◆ Task statement
The exercise asks for every line of the data to be reproduced exactly.
==============================
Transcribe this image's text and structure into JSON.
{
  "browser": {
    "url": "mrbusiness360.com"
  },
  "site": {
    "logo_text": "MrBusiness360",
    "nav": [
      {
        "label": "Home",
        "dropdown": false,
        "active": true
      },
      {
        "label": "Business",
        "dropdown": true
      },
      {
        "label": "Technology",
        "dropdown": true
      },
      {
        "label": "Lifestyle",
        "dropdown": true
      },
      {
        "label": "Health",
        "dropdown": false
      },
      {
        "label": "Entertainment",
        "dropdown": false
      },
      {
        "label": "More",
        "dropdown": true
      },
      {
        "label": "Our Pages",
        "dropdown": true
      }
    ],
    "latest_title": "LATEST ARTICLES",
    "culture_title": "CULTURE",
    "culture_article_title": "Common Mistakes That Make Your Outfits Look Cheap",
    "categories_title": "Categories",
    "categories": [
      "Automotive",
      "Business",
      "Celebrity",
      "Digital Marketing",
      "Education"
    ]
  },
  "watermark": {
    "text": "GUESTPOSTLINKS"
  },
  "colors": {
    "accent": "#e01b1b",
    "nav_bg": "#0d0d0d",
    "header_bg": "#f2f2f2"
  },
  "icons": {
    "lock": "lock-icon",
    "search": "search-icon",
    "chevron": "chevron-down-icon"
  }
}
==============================
◆ Finished exercise
Transcribe this image's text and structure into JSON.
{
  "browser": {
    "url": "mrbusiness360.com"
  },
  "site": {
    "logo_text": "MrBusiness360",
    "nav": [
      {
        "label": "Home",
        "dropdown": false,
        "active": true
      },
      {
        "label": "Business",
        "dropdown": true
      },
      {
        "label": "Technology",
        "dropdown": true
      },
      {
        "label": "Lifestyle",
        "dropdown": true
      },
      {
        "label": "Health",
        "dropdown": false
      },
      {
        "label": "Entertainment",
        "dropdown": false
      },
      {
        "label": "More",
        "dropdown": true
      },
      {
        "label": "Our Pages",
        "dropdown": true
      }
    ],
    "latest_title": "LATEST ARTICLES",
    "culture_title": "CULTURE",
    "culture_article_title": "Common Mistakes That Make Your Outfits Look Cheap",
    "categories_title": "Categories",
    "categories": [
      "Automotive",
      "Business",
      "Celebrity",
      "Digital Marketing",
      "Education"
    ]
  },
  "watermark": {
    "text": "GUESTPOSTLINKS"
  },
  "colors": {
    "accent": "#e01b1b",
    "nav_bg": "#0d0d0d",
    "header_bg": "#f2f2f2"
  },
  "icons": {
    "lock": "lock-icon",
    "search": "search-icon",
    "chevron": "chevron-down-icon"
  }
}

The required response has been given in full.